The speech was good, the speaker nervous. Mahalia Jackson, behind Martin Luther King on the steps of the Lincoln Memorial, heard him hesitating. She yelled out, “tell them about the Dream, Martin!” King came alive and started adlibbing from his prepared text. It grew from its planned seven minutes to become one of the greatest speeches in American history.
Jackson, an internationally known gospel singer who had been with the movement through its most difficult days, was the only woman seated in the podium party. King, who had invited her, was the final speaker, a spot no one else wanted because they assumed that news reporters would have already left after a long day of speeches and song. But the press and the crowd of nearly 250,000 did wait and were rewarded by a thrilling moment of inspiration that climaxed the March on Washington for Jobs and Freedom. Fittingly, after King’s speech was finished, Mahalia Jackson returned to the podium and closed the event with a final song, “How I got over.”
I learned about this day and much more at a memorable exhibition of photographs called The Movement at the Museum of Art in Fort Lauderdale. The photographs were all by Bob Adelman and follow the Civil Rights Movement and King from 1961 to the leader’s death in 1968. According to the curator, between 1963 and 1968, Adelman was a photographer for the Congress of Racial Equality, the Student Non-Violent Coordinating Committee, the NAACP Legal Defense Fund, and other civil rights organizations. Among the many magazines that have published his work are Esquire, Time, Life, New York, Harper’s, The New York Times Magazine, and Paris Match.
On August 28, 1963, Adelman was known not as a photographer but as a young activist in the movement. Since he wasn’t considered a member of the press, he had unusual access to the podium during the March of Washington. He was there to “see all my heroes, the people who were on the front lines.” At the exhibition, a blow up of his contact sheet of podium shots puts you up there along with Adelman as the speech unfolds.
Not only do his images bring you inside the Civil Rights movement, but they are tremendous photographs. According to Adelman, after King saw his images of protestors being sprayed by police hoses in Birmingham, he said, “I’m surprised that of all that pain, beauty came.”

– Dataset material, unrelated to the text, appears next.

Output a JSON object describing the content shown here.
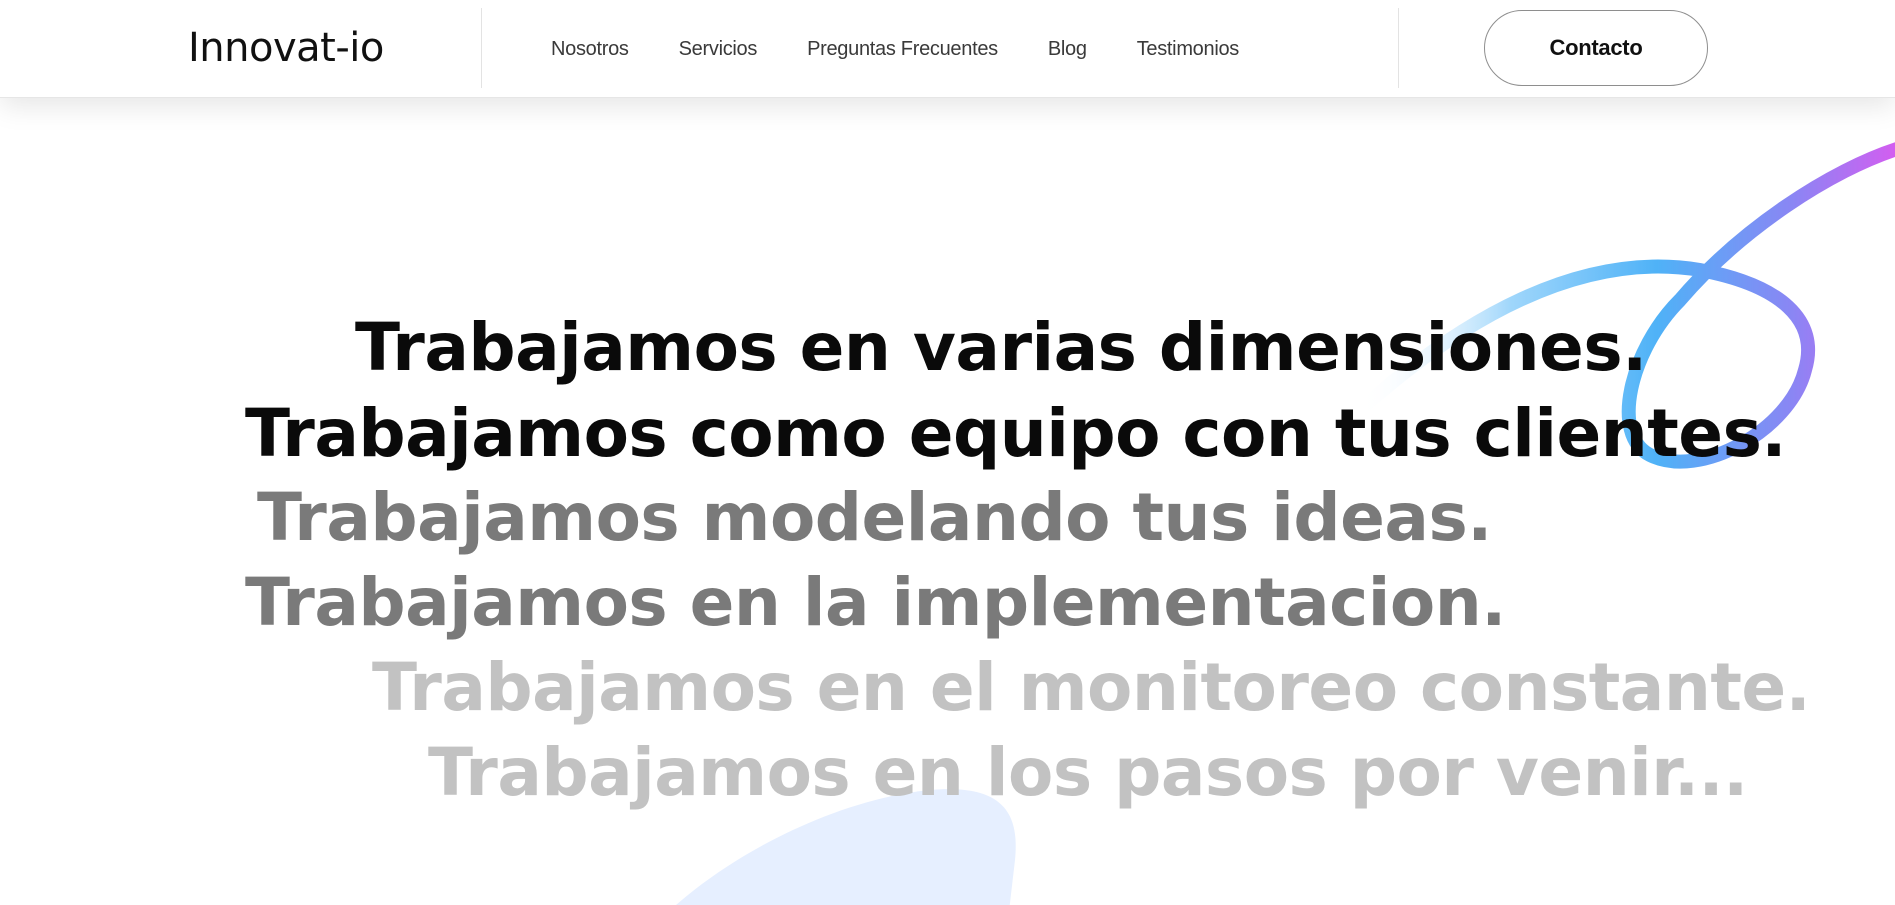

The last room is devoted to King’s funeral ceremony at Morehouse College and is heart-breaking. His casket was carried in a procession from KIng’s Ebenezer Baptist Church in a simple mule drawn cart, like one you might see on a share-cropper’s farm. In what I believe are never published photographs, Adelman shows us the faces of the King’s family and other mourners as they pass in front of his open casket. We learn that Rosa Parks cried through the whole ceremony.
It is hard to calculate how much impact King’s speech had on the nation. President John F. Kennedy had never heard King give a speech before the March on Washington. Later that day, he invited King and the other organizers to the White House. When King entered the Oval Office, Kennedy shook his hand up and down, repeating, “I have a dream.”